[Task data — start]

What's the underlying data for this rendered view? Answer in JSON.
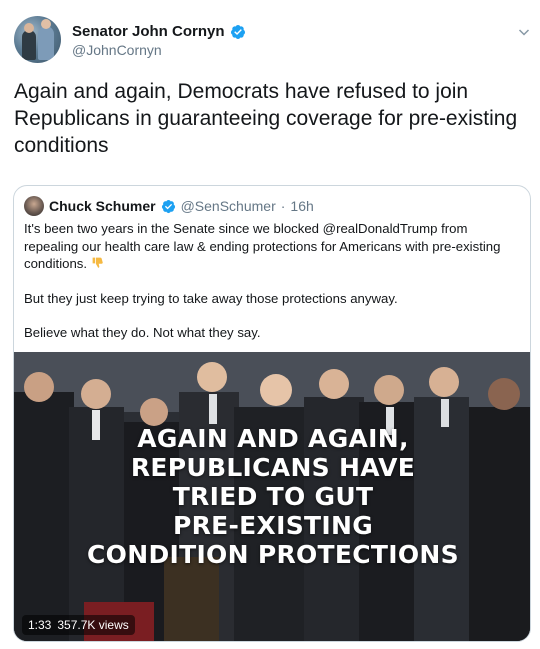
{
  "author": {
    "display_name": "Senator John Cornyn",
    "handle": "@JohnCornyn",
    "verified": true
  },
  "tweet": {
    "text": "Again and again, Democrats have refused to join Republicans in guaranteeing coverage for pre-existing conditions"
  },
  "quoted_tweet": {
    "author": {
      "display_name": "Chuck Schumer",
      "handle": "@SenSchumer",
      "separator": "·",
      "time": "16h",
      "verified": true
    },
    "paragraphs": [
      "It's been two years in the Senate since we blocked @realDonaldTrump from repealing our health care law & ending protections for Americans with pre-existing conditions.",
      "But they just keep trying to take away those protections anyway.",
      "Believe what they do. Not what they say."
    ],
    "video": {
      "overlay_lines": [
        "AGAIN AND AGAIN,",
        "REPUBLICANS HAVE",
        "TRIED TO GUT",
        "PRE-EXISTING",
        "CONDITION PROTECTIONS"
      ],
      "duration": "1:33",
      "views": "357.7K views"
    }
  },
  "colors": {
    "verified_blue": "#1da1f2",
    "secondary_text": "#657786",
    "border": "#ccd6dd"
  },
  "icons": {
    "verified": "verified-badge-icon",
    "caret": "chevron-down-icon",
    "thumbs_down": "thumbs-down-emoji-icon"
  }
}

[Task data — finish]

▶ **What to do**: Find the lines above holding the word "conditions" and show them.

▶ **Written answer**:
    "text": "Again and again, Democrats have refused to join Republicans in guaranteeing coverage for pre-existing conditions"
      "It's been two years in the Senate since we blocked @realDonaldTrump from repealing our health care law & ending protections for Americans with pre-existing conditions.",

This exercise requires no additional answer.